9. RB Shaquille Murray-Lawrence, Sr.
Tim Cornett was the running game among the backs last year, barreling his way for 1,284 yards and 15 touchdowns, and now it’ll be up to Murray-Lawrence to carry the workload. Last year, QB Caleb Herring was a dangerous runner, finishing third on the team, but this year’s starter, Nick Sherry, won’t run. That means Murray-Lawrence has to carry the load. The Canadian product started out at Tyler JC in Texas where he didn’t do much – he came to the program after his first junior college folded up its football shop – but he turned out to be a solid No. 2 back for the Rebels running for 418 yards and two touchdowns, averaging 8.9 yards per carry thanks to some huge runs against Minnesota, Arizona and Fresno State. A blazer in the open field, the 5-8, 180-pounder won’t blast away like Cornett did, but he’ll come up with some big moments.

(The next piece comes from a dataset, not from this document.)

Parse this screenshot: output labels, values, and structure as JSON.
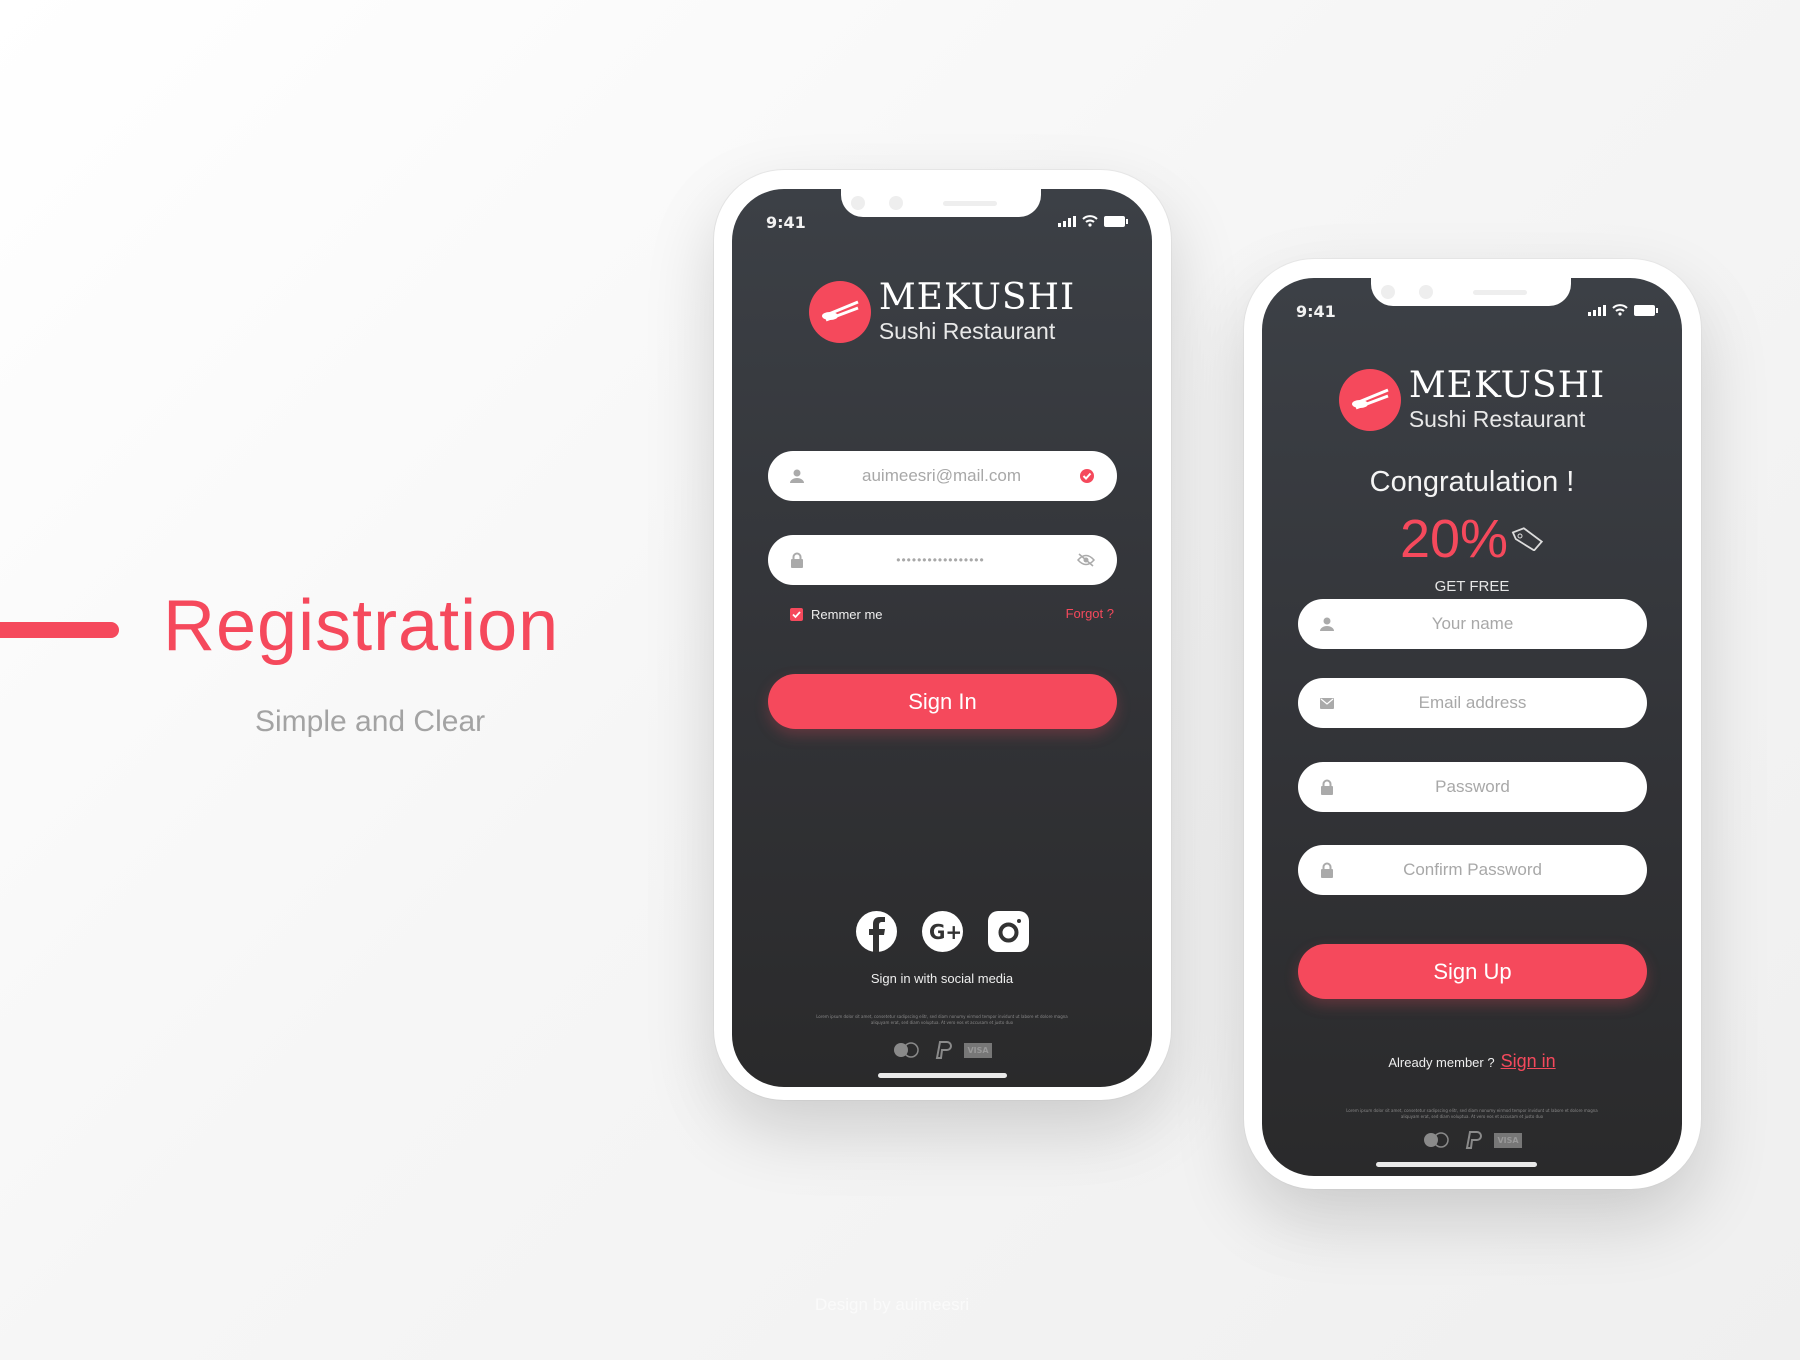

10. DE Sonny Sanitoa, Jr.
The Rebels need more of a pass rush, and it has to start with the ends. Jordan Sparkman is back after coming up with 37 tackles and just one sack, while the 6-3, 260-pound Sanitoa is the quicker of the two options making 34 tackles with two sacks and 5.5 tackles for loss. A pure pass rusher, he came up with five sacks two years ago and showed off glimpses of greatness from time to time. Built like a big linebacker, he can move.
- 2014 UNLV Preview